An abnormal sac or pouch that develops at a weak point in the intestines is known as a diverticulum. Various types of diverticula can develop as you age. In some instances, people are born with a diverticulum in their intestines. This condition is called Meckel’s diverticulum.
Meckel’s diverticulum usually develops between the 5th and 7th weeks of fetal development. Because the condition is present at birth, it is classified as a congenital health issue.
The symptoms of Meckel’s diverticulum are related to the type of diverticulum that is present. In 95 percent of people with this condition, the diverticulum that develops is made up of intestinal cells. As a result, the diverticulum functions as a normal part of the intestine. This type of diverticulum may not cause any significant symptoms.
In other instances, the diverticulum may be made up of stomach or pancreatic cells. When this occurs, the diverticulum will function differently from the intestines. This may result in significant symptoms, including:
- blockage of the intestines
- bleeding into the intestines, resulting in bloody stools
- inflammation in the intestines
- pain or discomfort that ranges from mild to severe
- nausea and vomiting
Which symptoms that occur often relate to how old a person is when Meckel’s diverticulum is discovered. For example, infants with the condition are more likely to have a blockage in their intestines. Intestinal bleeding and bloody stools are more common in older children with the condition.
Most cases of Meckel’s diverticulum are identified and treated in children before the age of 10. The remaining cases are typically diagnosed in adolescence.
Meckel’s diverticulum may cause sporadic symptoms. When this occurs, blood in the stool may be noted for several days. This will be followed by a period of normal stool (no blood). Erratic symptoms can make the condition difficult for your doctor to diagnose.
In rare cases, excessive bleeding from Meckel’s diverticulum may occur and can become life-threatening. If this happens, emergency surgery may be needed to remove the diverticulum.
If you or your child has symptoms of Meckel’s diverticulum, your physician will recommend several different tests to confirm the diagnosis. Blood tests will be ordered to determine if your red blood cell count is low. This will help your doctor determine if bleeding is occurring in the intestines. In addition, your doctor may order a stool smear. In this test, a sample of your stool will be analyzed to see if it contains blood.
Your doctor may also order a technetium scan. This test uses a dye that can be viewed with a special camera. The dye will be injected into your veins and will collect around the diverticulum.
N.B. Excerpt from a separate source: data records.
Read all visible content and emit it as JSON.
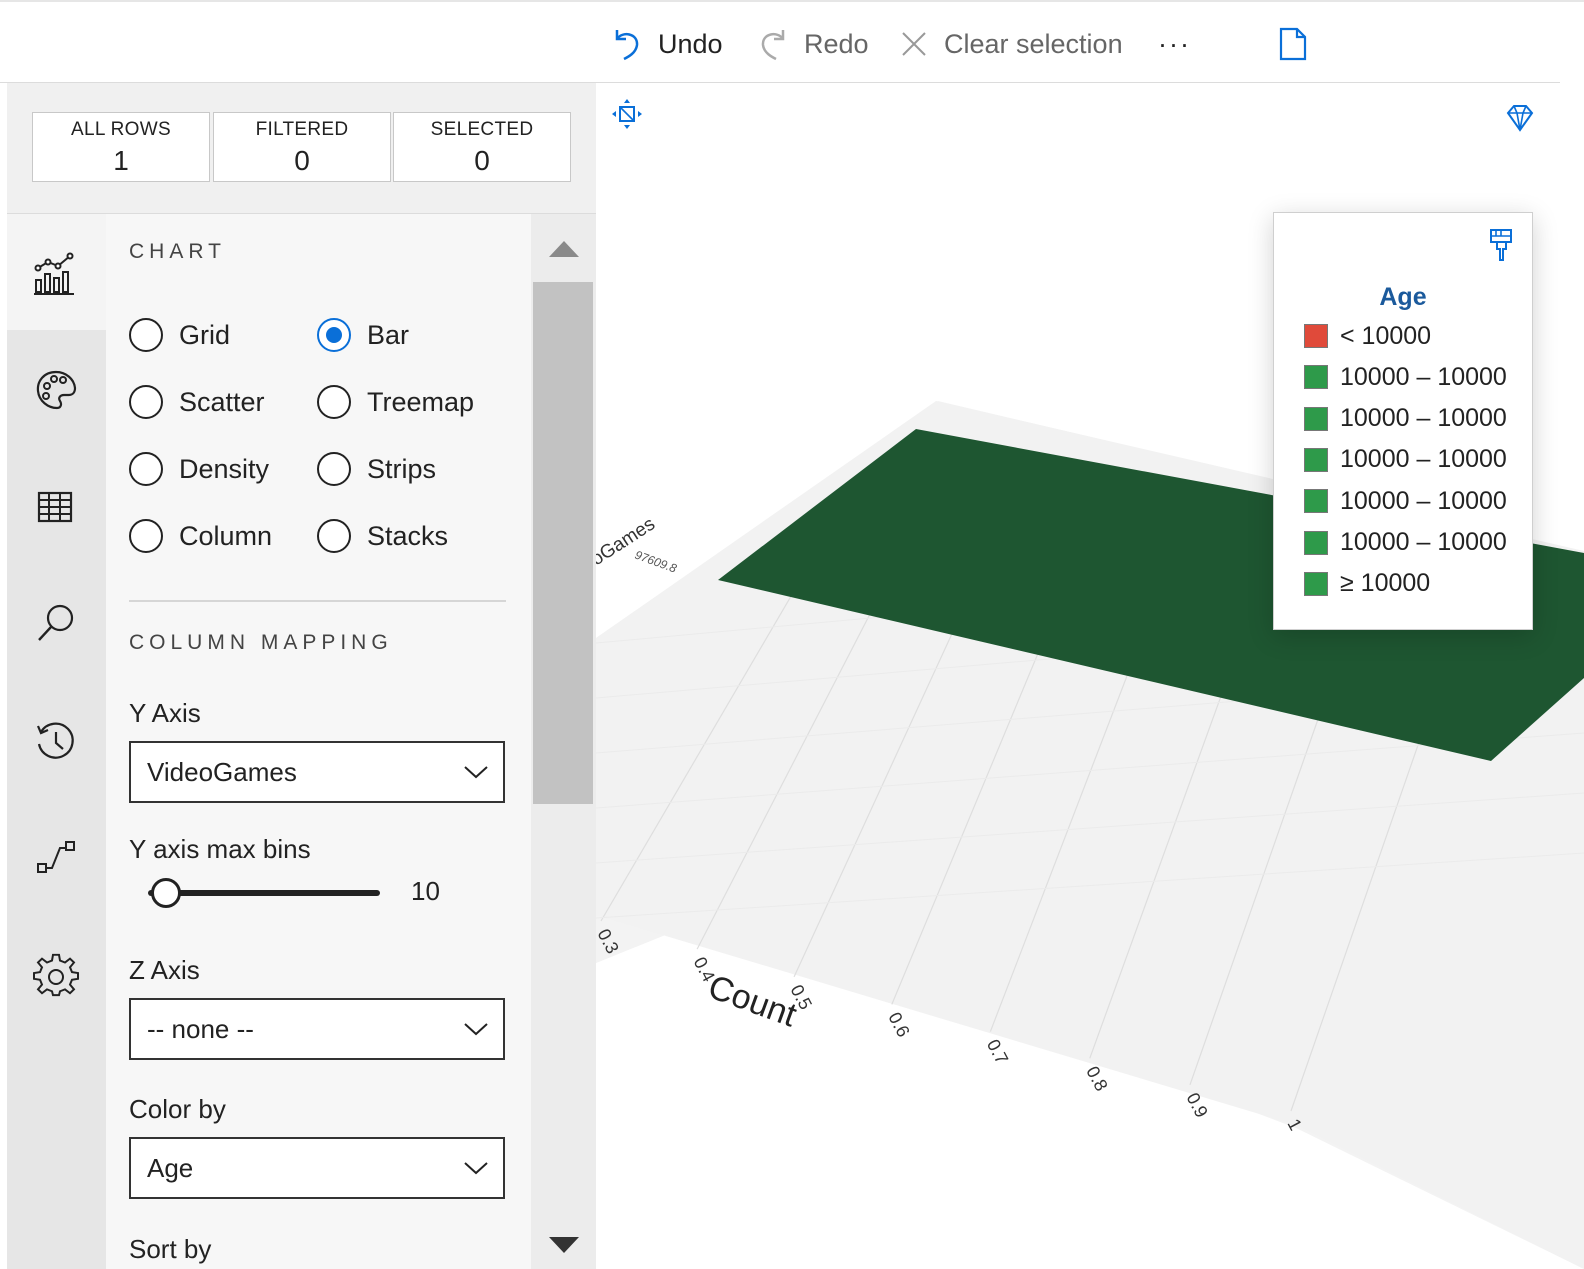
{
  "toolbar": {
    "undo_label": "Undo",
    "redo_label": "Redo",
    "clear_label": "Clear selection",
    "more_label": "···"
  },
  "counts": [
    {
      "label": "ALL ROWS",
      "value": "1"
    },
    {
      "label": "FILTERED",
      "value": "0"
    },
    {
      "label": "SELECTED",
      "value": "0"
    }
  ],
  "sidebar": {
    "icons": [
      "chart-icon",
      "palette-icon",
      "table-icon",
      "search-icon",
      "history-icon",
      "transition-icon",
      "gear-icon"
    ],
    "active": "chart-icon"
  },
  "panel": {
    "chart_section": "CHART",
    "chart_types": [
      {
        "label": "Grid",
        "selected": false
      },
      {
        "label": "Bar",
        "selected": true
      },
      {
        "label": "Scatter",
        "selected": false
      },
      {
        "label": "Treemap",
        "selected": false
      },
      {
        "label": "Density",
        "selected": false
      },
      {
        "label": "Strips",
        "selected": false
      },
      {
        "label": "Column",
        "selected": false
      },
      {
        "label": "Stacks",
        "selected": false
      }
    ],
    "mapping_section": "COLUMN MAPPING",
    "y_axis_label": "Y Axis",
    "y_axis_value": "VideoGames",
    "y_bins_label": "Y axis max bins",
    "y_bins_value": "10",
    "z_axis_label": "Z Axis",
    "z_axis_value": "-- none --",
    "color_by_label": "Color by",
    "color_by_value": "Age",
    "sort_by_label": "Sort by"
  },
  "chart_data": {
    "type": "bar",
    "xlabel": "Count",
    "ylabel": "VideoGames",
    "categories": [
      "97609.8"
    ],
    "values": [
      1
    ],
    "x_ticks": [
      "0.3",
      "0.4",
      "0.5",
      "0.6",
      "0.7",
      "0.8",
      "0.9",
      "1"
    ],
    "y_tick": "97609.8",
    "ylabel_visible": "oGames",
    "bar_color": "#1e5631"
  },
  "legend": {
    "title": "Age",
    "items": [
      {
        "label": "< 10000",
        "color": "#e04a3a"
      },
      {
        "label": "10000 – 10000",
        "color": "#2e9a4a"
      },
      {
        "label": "10000 – 10000",
        "color": "#2e9a4a"
      },
      {
        "label": "10000 – 10000",
        "color": "#2e9a4a"
      },
      {
        "label": "10000 – 10000",
        "color": "#2e9a4a"
      },
      {
        "label": "10000 – 10000",
        "color": "#2e9a4a"
      },
      {
        "label": "≥ 10000",
        "color": "#2e9a4a"
      }
    ]
  },
  "colors": {
    "accent": "#0a6fd8",
    "legend_title": "#1b5a9c"
  }
}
This will allow your doctor to see the pouch in your intestines. The results of this test can confirm the presence of Meckel’s diverticulum.
Some people may have active bleeding in their intestines as a result of Meckel’s diverticulum. This may make it difficult to view the diverticulum through the technetium scan. If this occurs, your doctor may need to order additional tests to confirm diagnosis. A colonoscopy or upper gastrointestinal endoscopy may be ordered. These tests use a camera to visualize the diverticulum.
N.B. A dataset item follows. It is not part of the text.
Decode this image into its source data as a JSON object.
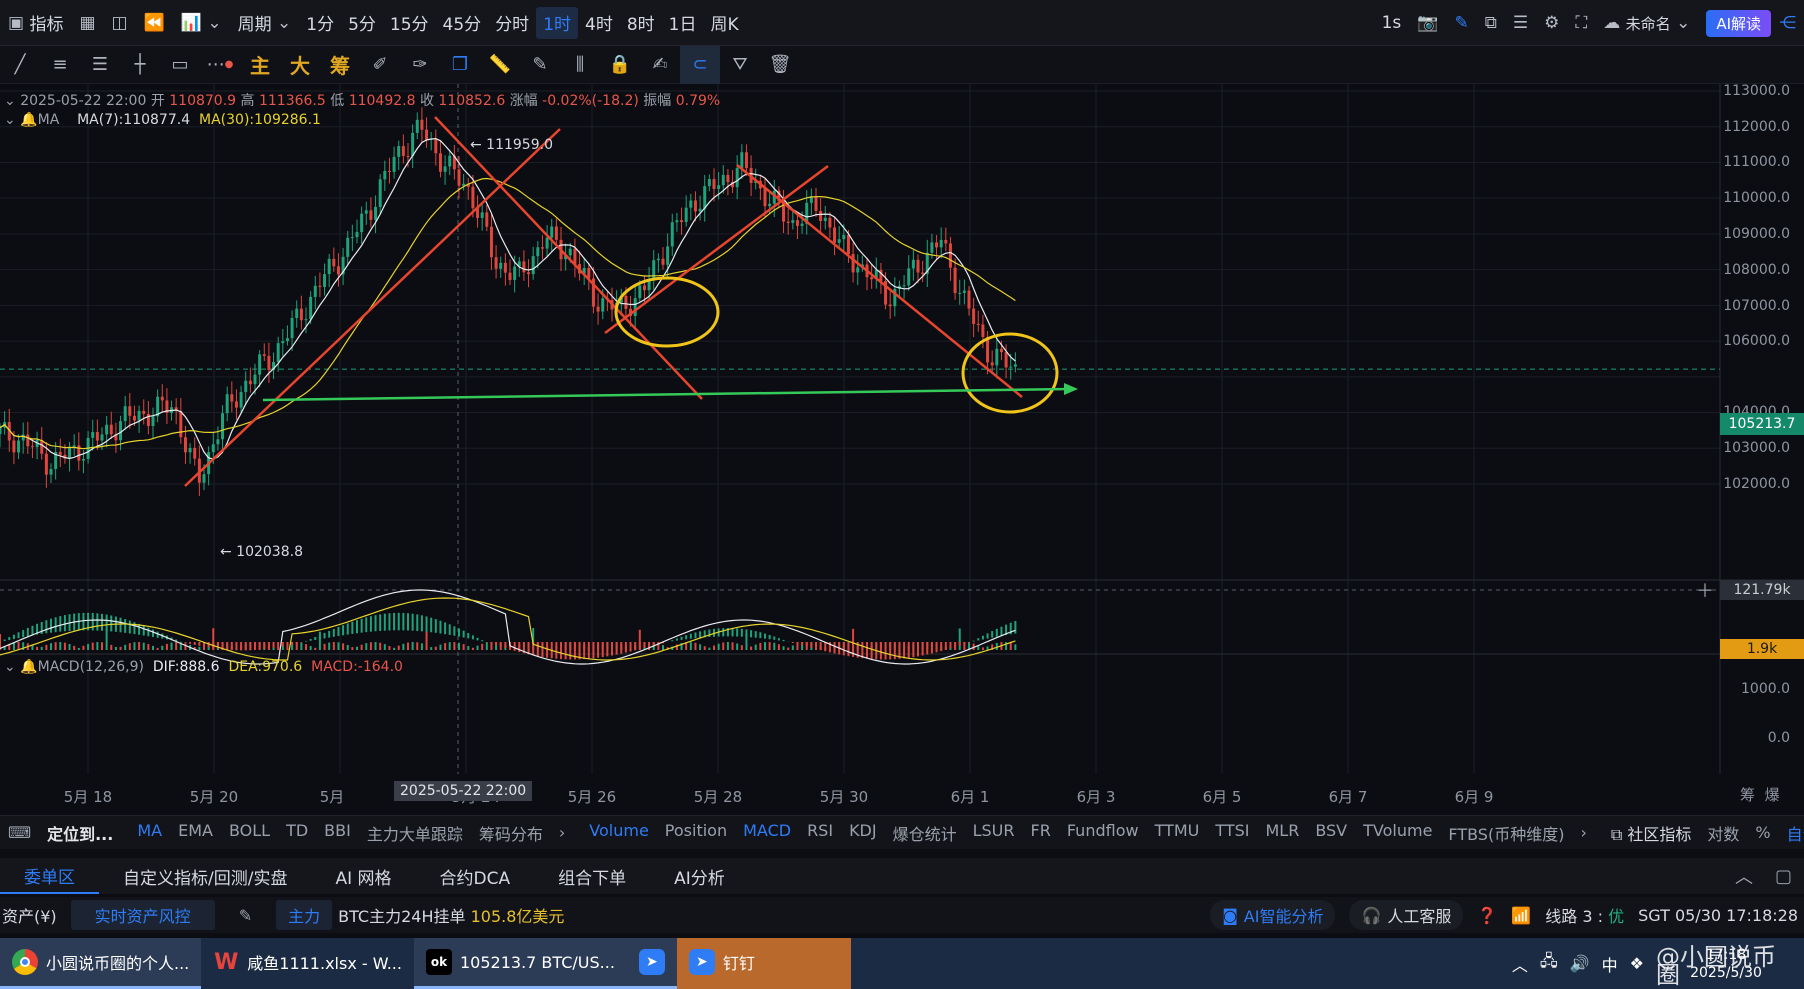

People who have Meckel’s diverticulum but do not have any symptoms will not require treatment. Those who experience symptoms due to the condition may need to have surgery to have the diverticulum removed. Surgery typically includes removal of the diverticulum and repair of the intestines.
If the intestines have been damaged as a result of the diverticulum, the damaged part of the intestine may also need to be removed. People who experience blood loss as a result of Meckel’s diverticulum may also require iron therapy or blood transfusions to replace lost blood.
Surgery to correct Meckel’s diverticulum is typically associated with a low risk of complications. However, some complications can arise following surgery. In particular, scar tissue may develop following the removal of the diverticulum. This may cause a blockage of the intestines. Blockage of the intestines can be life-threatening and may require additional surgery to remove the blockage.
The long-term outlook for people who seek treatment for Meckel’s diverticulum is quite good. Surgical removal of the diverticulum typically results in normal intestinal function. Surgery also stops blood loss. People who have surgery for Meckel’s diverticulum can expect a full recovery.